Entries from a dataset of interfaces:
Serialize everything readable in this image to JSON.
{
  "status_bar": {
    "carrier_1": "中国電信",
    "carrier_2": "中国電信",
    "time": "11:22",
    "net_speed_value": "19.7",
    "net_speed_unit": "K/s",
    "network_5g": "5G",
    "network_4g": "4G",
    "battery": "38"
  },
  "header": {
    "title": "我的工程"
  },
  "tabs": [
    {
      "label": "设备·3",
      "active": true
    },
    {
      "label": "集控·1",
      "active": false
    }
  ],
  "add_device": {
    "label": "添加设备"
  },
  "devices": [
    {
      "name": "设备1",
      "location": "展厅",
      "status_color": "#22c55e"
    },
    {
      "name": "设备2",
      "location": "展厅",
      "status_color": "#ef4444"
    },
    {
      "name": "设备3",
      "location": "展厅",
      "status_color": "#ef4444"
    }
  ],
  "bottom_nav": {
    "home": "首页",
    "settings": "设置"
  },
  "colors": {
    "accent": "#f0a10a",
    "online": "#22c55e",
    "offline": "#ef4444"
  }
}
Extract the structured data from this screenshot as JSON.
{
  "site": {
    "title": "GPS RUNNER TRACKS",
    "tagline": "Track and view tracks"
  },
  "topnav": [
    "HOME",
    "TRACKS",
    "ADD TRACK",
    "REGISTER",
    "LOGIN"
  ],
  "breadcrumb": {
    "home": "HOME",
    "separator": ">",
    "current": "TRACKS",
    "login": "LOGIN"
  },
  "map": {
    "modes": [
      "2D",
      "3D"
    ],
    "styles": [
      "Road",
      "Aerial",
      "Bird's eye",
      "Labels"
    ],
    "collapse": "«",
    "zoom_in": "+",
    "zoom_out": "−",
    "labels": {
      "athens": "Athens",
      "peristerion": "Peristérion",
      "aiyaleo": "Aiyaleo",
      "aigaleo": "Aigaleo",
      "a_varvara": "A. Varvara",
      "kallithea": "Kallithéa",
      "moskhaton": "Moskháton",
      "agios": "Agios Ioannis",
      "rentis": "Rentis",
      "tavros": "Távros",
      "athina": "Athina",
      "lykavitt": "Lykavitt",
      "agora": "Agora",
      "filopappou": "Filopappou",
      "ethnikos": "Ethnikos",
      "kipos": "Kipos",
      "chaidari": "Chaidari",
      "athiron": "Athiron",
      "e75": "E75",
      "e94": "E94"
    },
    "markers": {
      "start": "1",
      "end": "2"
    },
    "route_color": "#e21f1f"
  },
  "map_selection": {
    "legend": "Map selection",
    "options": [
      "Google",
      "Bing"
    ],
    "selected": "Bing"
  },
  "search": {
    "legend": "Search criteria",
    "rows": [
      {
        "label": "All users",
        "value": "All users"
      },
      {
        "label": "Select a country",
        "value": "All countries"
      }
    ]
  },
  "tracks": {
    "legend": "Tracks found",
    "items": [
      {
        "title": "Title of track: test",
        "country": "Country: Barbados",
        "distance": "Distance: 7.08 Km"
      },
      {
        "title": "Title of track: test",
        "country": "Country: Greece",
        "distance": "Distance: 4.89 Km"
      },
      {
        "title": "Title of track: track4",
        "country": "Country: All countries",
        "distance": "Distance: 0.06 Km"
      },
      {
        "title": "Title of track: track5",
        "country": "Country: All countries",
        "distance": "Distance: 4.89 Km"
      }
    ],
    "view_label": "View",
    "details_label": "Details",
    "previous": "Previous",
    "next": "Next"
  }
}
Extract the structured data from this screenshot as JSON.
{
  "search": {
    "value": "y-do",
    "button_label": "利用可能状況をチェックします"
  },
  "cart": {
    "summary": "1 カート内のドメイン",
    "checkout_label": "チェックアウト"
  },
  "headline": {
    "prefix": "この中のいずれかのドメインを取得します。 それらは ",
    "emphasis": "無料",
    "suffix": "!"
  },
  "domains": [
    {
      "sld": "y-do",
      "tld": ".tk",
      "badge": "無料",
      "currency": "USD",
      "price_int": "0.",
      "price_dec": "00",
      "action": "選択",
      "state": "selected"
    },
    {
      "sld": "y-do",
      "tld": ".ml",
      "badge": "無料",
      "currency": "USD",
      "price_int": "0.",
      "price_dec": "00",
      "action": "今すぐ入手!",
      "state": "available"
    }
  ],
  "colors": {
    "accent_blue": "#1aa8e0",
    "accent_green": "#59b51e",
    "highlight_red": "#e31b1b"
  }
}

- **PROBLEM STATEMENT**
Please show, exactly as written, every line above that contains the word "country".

- **RESPONSE AREA**
        "label": "Select a country",
        "country": "Country: Barbados",
        "country": "Country: Greece",
        "country": "Country: All countries",
        "country": "Country: All countries",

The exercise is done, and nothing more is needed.